"We need to strike an appropriate balance between maintaining growth, restructuring the economy and managing inflation expectations," Premier Wen Jiabao told a gathering consisting of executives from all the heavy-hitters.
The line-up included the Bank of China, China Mobile, private equity firm Actis, Zurich Financial Services, Goodyear, Kraft, Booz & Co, Lenovo, Merck, Nomura, KPMG, PWC, DLA Piper Asia and International Bank of Azerbaijan, among many others.
Nomura strategist Paul Schulte emailed a paper to me after the WEF forum in which he echoed the refrain: "The Chinese economy is fundamentally unbalanced." He called for accelerated consumption, possibly incentivized through tax breaks.
"China’s consumption as a percentage of gross domestic product (GDP) is significantly lower than in the average emerging market at this phase of development," Paul said. "China’s large savings will need to be diverted towards both consumption and creating a better social and medical welfare system."
I think that all the building blocks are (literally) in place for this to happen.
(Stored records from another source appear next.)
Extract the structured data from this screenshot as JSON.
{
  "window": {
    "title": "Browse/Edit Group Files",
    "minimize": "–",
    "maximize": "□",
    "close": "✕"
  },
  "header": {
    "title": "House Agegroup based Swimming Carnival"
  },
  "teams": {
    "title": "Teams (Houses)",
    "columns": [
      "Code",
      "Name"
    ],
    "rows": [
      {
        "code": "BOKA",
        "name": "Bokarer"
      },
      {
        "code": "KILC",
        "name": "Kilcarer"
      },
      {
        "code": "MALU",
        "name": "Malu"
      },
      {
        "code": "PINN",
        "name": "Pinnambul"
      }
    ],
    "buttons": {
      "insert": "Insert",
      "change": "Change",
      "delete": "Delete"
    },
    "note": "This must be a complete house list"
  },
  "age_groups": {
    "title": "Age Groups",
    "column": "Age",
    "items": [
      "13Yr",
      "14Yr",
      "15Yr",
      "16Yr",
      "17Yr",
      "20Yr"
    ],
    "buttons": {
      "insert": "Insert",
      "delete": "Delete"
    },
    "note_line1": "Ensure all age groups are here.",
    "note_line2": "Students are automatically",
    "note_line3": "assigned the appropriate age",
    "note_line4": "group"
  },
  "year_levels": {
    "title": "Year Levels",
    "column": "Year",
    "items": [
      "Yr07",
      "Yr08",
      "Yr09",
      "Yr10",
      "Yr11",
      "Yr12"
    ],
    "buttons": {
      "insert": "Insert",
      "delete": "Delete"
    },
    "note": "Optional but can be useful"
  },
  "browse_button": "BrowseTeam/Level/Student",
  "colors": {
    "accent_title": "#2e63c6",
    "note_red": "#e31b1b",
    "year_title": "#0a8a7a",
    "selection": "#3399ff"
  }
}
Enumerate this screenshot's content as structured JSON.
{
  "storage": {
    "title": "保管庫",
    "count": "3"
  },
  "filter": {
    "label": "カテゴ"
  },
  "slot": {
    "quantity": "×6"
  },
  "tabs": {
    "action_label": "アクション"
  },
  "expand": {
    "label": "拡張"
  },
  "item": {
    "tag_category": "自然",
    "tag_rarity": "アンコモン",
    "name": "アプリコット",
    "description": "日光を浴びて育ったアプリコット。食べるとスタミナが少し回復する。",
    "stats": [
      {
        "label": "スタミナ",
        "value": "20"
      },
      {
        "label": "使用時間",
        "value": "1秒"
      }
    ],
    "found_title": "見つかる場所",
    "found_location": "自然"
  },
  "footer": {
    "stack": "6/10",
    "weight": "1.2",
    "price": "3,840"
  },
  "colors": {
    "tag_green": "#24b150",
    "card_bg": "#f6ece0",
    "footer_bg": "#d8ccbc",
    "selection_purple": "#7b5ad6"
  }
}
Whenever I visit our offices in Chongqing in western China I am struck by how huge the place is and how few retail outlets there are.
The west is booming, with huge cities springing up, towers climbing high and highways running wide and thick with traffic. Yet in a city like Chongqing, nearly double the size of Chicago, you just don’t see the western retail brands that you see in other places. The opportunity is enormous.
People aren’t spending because they are saving to pay for their healthcare and the basics of sustaining life. But as the government starts to widen its social security safety blanket, they will be free to start consuming.
They will consume mostly Chinese goods initially, which will mean that the percentage of goods that go overseas will decrease, which will be a healthy thing for China. The national balance sheet will be balanced and the economy will rely less on overseas consumers (mainly Americans) for their wealth.
My prediction for the next two to three years is that the financial services sector will boom alongside this rise in consumption. People will move their money into investments, the asset management sector will get a new life, retail banking activity will lift, retailing will take off, insurance businesses will come into play and there will be an increase in wholesale and investment banking and the capital markets.
The flow-on for western firms is that they will play a key role in "repatriating IP" from offshore, Chinese executives and senior leaders from other nationalities who can join in a growth partnership for China.
It’s leadership that will change China. We are already seeing a large number of incoming executives who are able to complement the strong local knowledge and understanding of the domestic market mindset and ways of doing business with some great international business experience and best practice corporate governance.
The Australian head of Treasury recently talked about a "golden age" for the Australian economy at least to 2050, as rapid population growth and Asian demand for resources brought about a sustained surge of global investment.
My feeling is that the golden age is just beginning for all businesses that have spent the time and the effort to invest in the world’s third-largest economy, which on current growth patterns is due to pass Japan to grab second spot later this year .